(INPUT DATA)
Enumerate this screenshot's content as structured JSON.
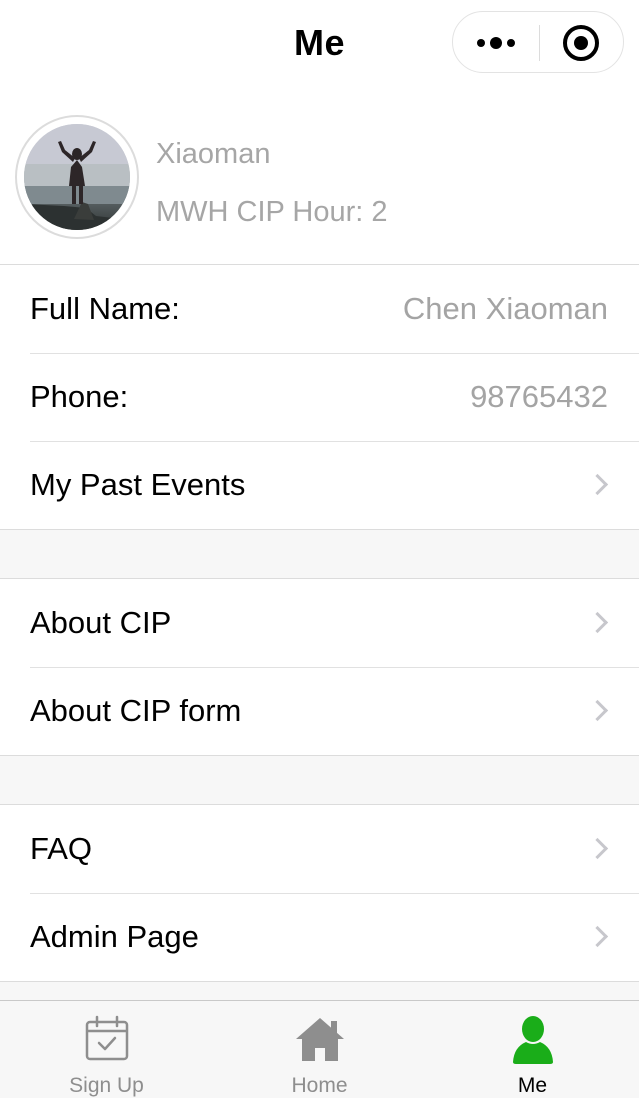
{
  "navbar": {
    "title": "Me",
    "more_icon": "more-dots-icon",
    "close_icon": "target-close-icon"
  },
  "profile": {
    "nickname": "Xiaoman",
    "cip_hours": "MWH CIP Hour: 2"
  },
  "info": {
    "full_name_label": "Full Name:",
    "full_name_value": "Chen Xiaoman",
    "phone_label": "Phone:",
    "phone_value": "98765432",
    "past_events_label": "My Past Events"
  },
  "about": {
    "about_cip": "About CIP",
    "about_cip_form": "About CIP form"
  },
  "help": {
    "faq": "FAQ",
    "admin_page": "Admin Page"
  },
  "tabbar": {
    "items": [
      {
        "label": "Sign Up",
        "icon": "calendar-check-icon"
      },
      {
        "label": "Home",
        "icon": "home-icon"
      },
      {
        "label": "Me",
        "icon": "person-icon"
      }
    ],
    "active_color": "#1aad19",
    "inactive_color": "#8e8e8e"
  }
}
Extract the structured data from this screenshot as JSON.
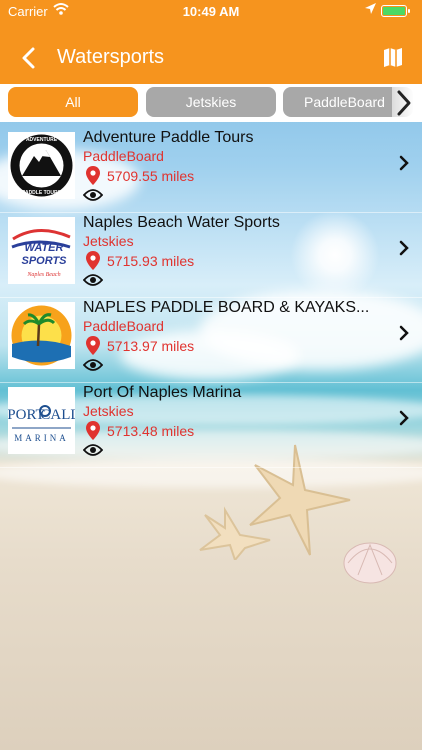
{
  "status_bar": {
    "carrier": "Carrier",
    "time": "10:49 AM"
  },
  "header": {
    "title": "Watersports"
  },
  "filters": [
    {
      "label": "All",
      "selected": true
    },
    {
      "label": "Jetskies",
      "selected": false
    },
    {
      "label": "PaddleBoard",
      "selected": false
    }
  ],
  "colors": {
    "accent": "#f6941e",
    "chip_inactive": "#a8a8a8",
    "category": "#e0332f"
  },
  "icons": {
    "back": "chevron-left-icon",
    "map": "map-icon",
    "next": "chevron-right-icon",
    "location": "location-pin-icon",
    "views": "eye-icon"
  },
  "listings": [
    {
      "name": "Adventure Paddle Tours",
      "category": "PaddleBoard",
      "distance": "5709.55 miles",
      "logo_text": [
        "ADVENTURE",
        "PADDLE TOURS"
      ]
    },
    {
      "name": "Naples Beach Water Sports",
      "category": "Jetskies",
      "distance": "5715.93 miles",
      "logo_text": [
        "WATER",
        "SPORTS",
        "Naples Beach"
      ]
    },
    {
      "name": "NAPLES PADDLE BOARD & KAYAKS...",
      "category": "PaddleBoard",
      "distance": "5713.97 miles",
      "logo_text": []
    },
    {
      "name": "Port Of Naples Marina",
      "category": "Jetskies",
      "distance": "5713.48 miles",
      "logo_text": [
        "PORT",
        "CALL",
        "MARINA"
      ]
    }
  ]
}
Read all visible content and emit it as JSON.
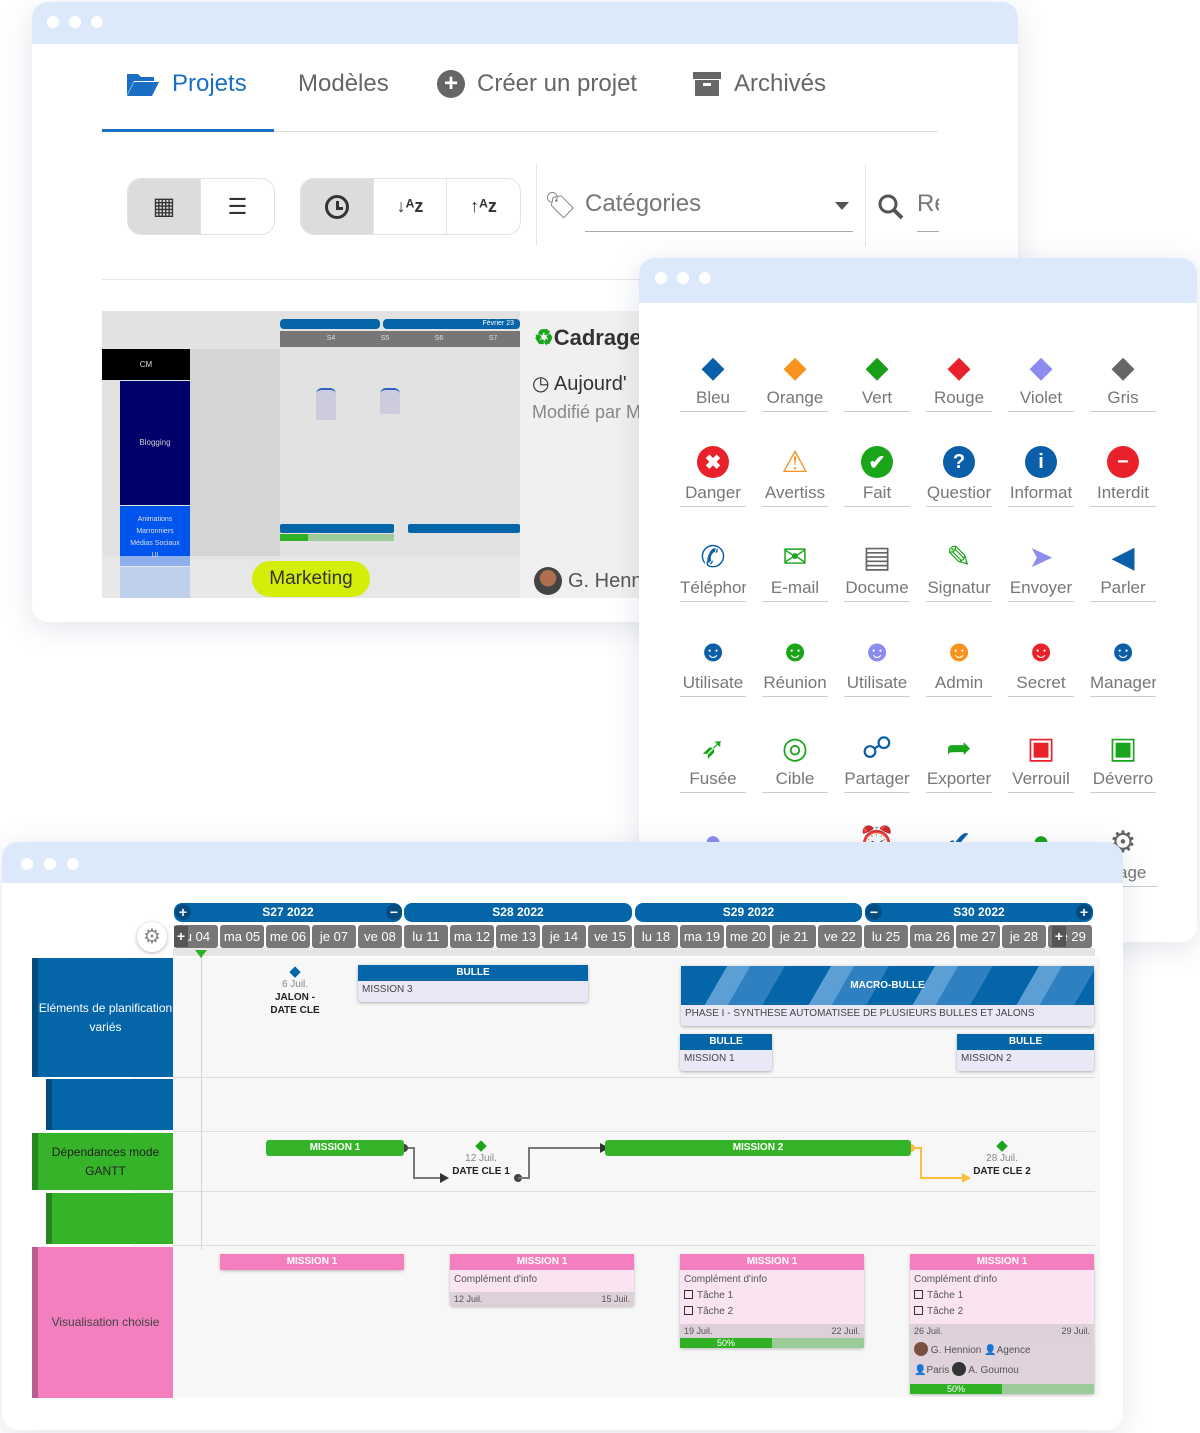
{
  "colors": {
    "accent": "#1a6fc4",
    "titlebar": "#dbe9fb",
    "gantt_blue": "#0465a8",
    "gantt_green": "#35b42a",
    "gantt_pink": "#f47fbf",
    "marketing": "#d4ee0a"
  },
  "projects_window": {
    "tabs": [
      {
        "label": "Projets",
        "icon": "folder-open-icon",
        "active": true
      },
      {
        "label": "Modèles"
      },
      {
        "label": "Créer un projet",
        "icon": "plus-circle-icon"
      },
      {
        "label": "Archivés",
        "icon": "archive-icon"
      }
    ],
    "view_buttons": [
      {
        "icon": "grid-icon",
        "active": true
      },
      {
        "icon": "list-icon"
      }
    ],
    "sort_buttons": [
      {
        "icon": "clock-icon",
        "active": true
      },
      {
        "icon": "sort-az-icon"
      },
      {
        "icon": "sort-za-icon"
      }
    ],
    "categories": {
      "icon": "tags-icon",
      "placeholder": "Catégories"
    },
    "search": {
      "icon": "search-icon",
      "placeholder": "Re"
    },
    "card": {
      "title": "Cadrage",
      "title_icon": "recycle-icon",
      "date": "Aujourd'",
      "modified": "Modifié par M",
      "owner": "G. Henn",
      "tag": "Marketing",
      "thumb": {
        "month": "Février 23",
        "weeks": [
          "S4",
          "S5",
          "S6",
          "S7"
        ],
        "rows": [
          "CM",
          "Blogging",
          "Animations",
          "Marronniers",
          "Médias Sociaux",
          "UI"
        ]
      }
    }
  },
  "icons_window": {
    "icons": [
      {
        "label": "Bleu",
        "glyph": "◆",
        "color": "#0a5fa8"
      },
      {
        "label": "Orange",
        "glyph": "◆",
        "color": "#f7931e"
      },
      {
        "label": "Vert",
        "glyph": "◆",
        "color": "#1a9e1a"
      },
      {
        "label": "Rouge",
        "glyph": "◆",
        "color": "#e8212a"
      },
      {
        "label": "Violet",
        "glyph": "◆",
        "color": "#8c8cef"
      },
      {
        "label": "Gris",
        "glyph": "◆",
        "color": "#666666"
      },
      {
        "label": "Danger",
        "glyph": "✖",
        "color": "#e8212a",
        "circle": true
      },
      {
        "label": "Avertiss",
        "glyph": "⚠",
        "color": "#f7931e"
      },
      {
        "label": "Fait",
        "glyph": "✔",
        "color": "#1aa51a",
        "circle": true
      },
      {
        "label": "Questior",
        "glyph": "?",
        "color": "#0a5fa8",
        "circle": true
      },
      {
        "label": "Informat",
        "glyph": "i",
        "color": "#0a5fa8",
        "circle": true
      },
      {
        "label": "Interdit",
        "glyph": "−",
        "color": "#e8212a",
        "circle": true
      },
      {
        "label": "Téléphor",
        "glyph": "✆",
        "color": "#0a5fa8"
      },
      {
        "label": "E-mail",
        "glyph": "✉",
        "color": "#1aa51a"
      },
      {
        "label": "Docume",
        "glyph": "▤",
        "color": "#666666"
      },
      {
        "label": "Signatur",
        "glyph": "✎",
        "color": "#1aa51a"
      },
      {
        "label": "Envoyer",
        "glyph": "➤",
        "color": "#8c8cef"
      },
      {
        "label": "Parler",
        "glyph": "◀",
        "color": "#0a5fa8"
      },
      {
        "label": "Utilisate",
        "glyph": "☻",
        "color": "#0a5fa8"
      },
      {
        "label": "Réunion",
        "glyph": "☻",
        "color": "#1aa51a"
      },
      {
        "label": "Utilisate",
        "glyph": "☻",
        "color": "#8c8cef"
      },
      {
        "label": "Admin",
        "glyph": "☻",
        "color": "#f7931e"
      },
      {
        "label": "Secret",
        "glyph": "☻",
        "color": "#e8212a"
      },
      {
        "label": "Manager",
        "glyph": "☻",
        "color": "#0a5fa8"
      },
      {
        "label": "Fusée",
        "glyph": "➶",
        "color": "#1aa51a"
      },
      {
        "label": "Cible",
        "glyph": "◎",
        "color": "#1aa51a"
      },
      {
        "label": "Partager",
        "glyph": "☍",
        "color": "#0a5fa8"
      },
      {
        "label": "Exporter",
        "glyph": "➦",
        "color": "#1aa51a"
      },
      {
        "label": "Verrouil",
        "glyph": "▣",
        "color": "#e8212a"
      },
      {
        "label": "Déverro",
        "glyph": "▣",
        "color": "#1aa51a"
      },
      {
        "label": "",
        "glyph": "●",
        "color": "#8c8cef"
      },
      {
        "label": "",
        "glyph": "▬",
        "color": "#f7931e"
      },
      {
        "label": "",
        "glyph": "⏰",
        "color": "#e8212a"
      },
      {
        "label": "",
        "glyph": "✔",
        "color": "#0a5fa8"
      },
      {
        "label": "",
        "glyph": "●",
        "color": "#1aa51a"
      },
      {
        "label": "age",
        "glyph": "⚙",
        "color": "#666666"
      }
    ]
  },
  "gantt": {
    "weeks": [
      "S27 2022",
      "S28 2022",
      "S29 2022",
      "S30 2022"
    ],
    "days": [
      "lu 04",
      "ma 05",
      "me 06",
      "je 07",
      "ve 08",
      "lu 11",
      "ma 12",
      "me 13",
      "je 14",
      "ve 15",
      "lu 18",
      "ma 19",
      "me 20",
      "je 21",
      "ve 22",
      "lu 25",
      "ma 26",
      "me 27",
      "je 28",
      "ve 29"
    ],
    "rows": [
      {
        "label": "Eléments de planification variés"
      },
      {
        "label": "Dépendances mode GANTT"
      },
      {
        "label": "Visualisation choisie"
      }
    ],
    "milestone1": {
      "date": "6 Juil.",
      "title": "JALON - DATE CLE"
    },
    "bulle_top": {
      "title": "BULLE",
      "body": "MISSION 3"
    },
    "macro": {
      "title": "MACRO-BULLE",
      "body": "PHASE I - SYNTHESE AUTOMATISEE DE PLUSIEURS BULLES ET JALONS"
    },
    "bulle_a": {
      "title": "BULLE",
      "body": "MISSION 1"
    },
    "bulle_b": {
      "title": "BULLE",
      "body": "MISSION 2"
    },
    "dep": {
      "m1": "MISSION 1",
      "m2": "MISSION 2",
      "k1_date": "12 Juil.",
      "k1": "DATE CLE 1",
      "k2_date": "28 Juil.",
      "k2": "DATE CLE 2"
    },
    "pink": {
      "c1": {
        "title": "MISSION 1"
      },
      "c2": {
        "title": "MISSION 1",
        "info": "Complément d'info",
        "start": "12 Juil.",
        "end": "15 Juil."
      },
      "c3": {
        "title": "MISSION 1",
        "info": "Complément d'info",
        "tasks": [
          "Tâche 1",
          "Tâche 2"
        ],
        "start": "19 Juil.",
        "end": "22 Juil.",
        "progress": 50,
        "progress_label": "50%"
      },
      "c4": {
        "title": "MISSION 1",
        "info": "Complément d'info",
        "tasks": [
          "Tâche 1",
          "Tâche 2"
        ],
        "start": "26 Juil.",
        "end": "29 Juil.",
        "people": [
          "G. Hennion",
          "Agence",
          "Paris",
          "A. Goumou"
        ],
        "progress": 50,
        "progress_label": "50%"
      }
    }
  }
}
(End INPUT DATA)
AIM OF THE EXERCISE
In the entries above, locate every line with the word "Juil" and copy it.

TASK RESULT
      "date": "6 Juil.",
      "k1_date": "12 Juil.",
      "k2_date": "28 Juil.",
        "start": "12 Juil.",
        "end": "15 Juil."
        "start": "19 Juil.",
        "end": "22 Juil.",
        "start": "26 Juil.",
        "end": "29 Juil.",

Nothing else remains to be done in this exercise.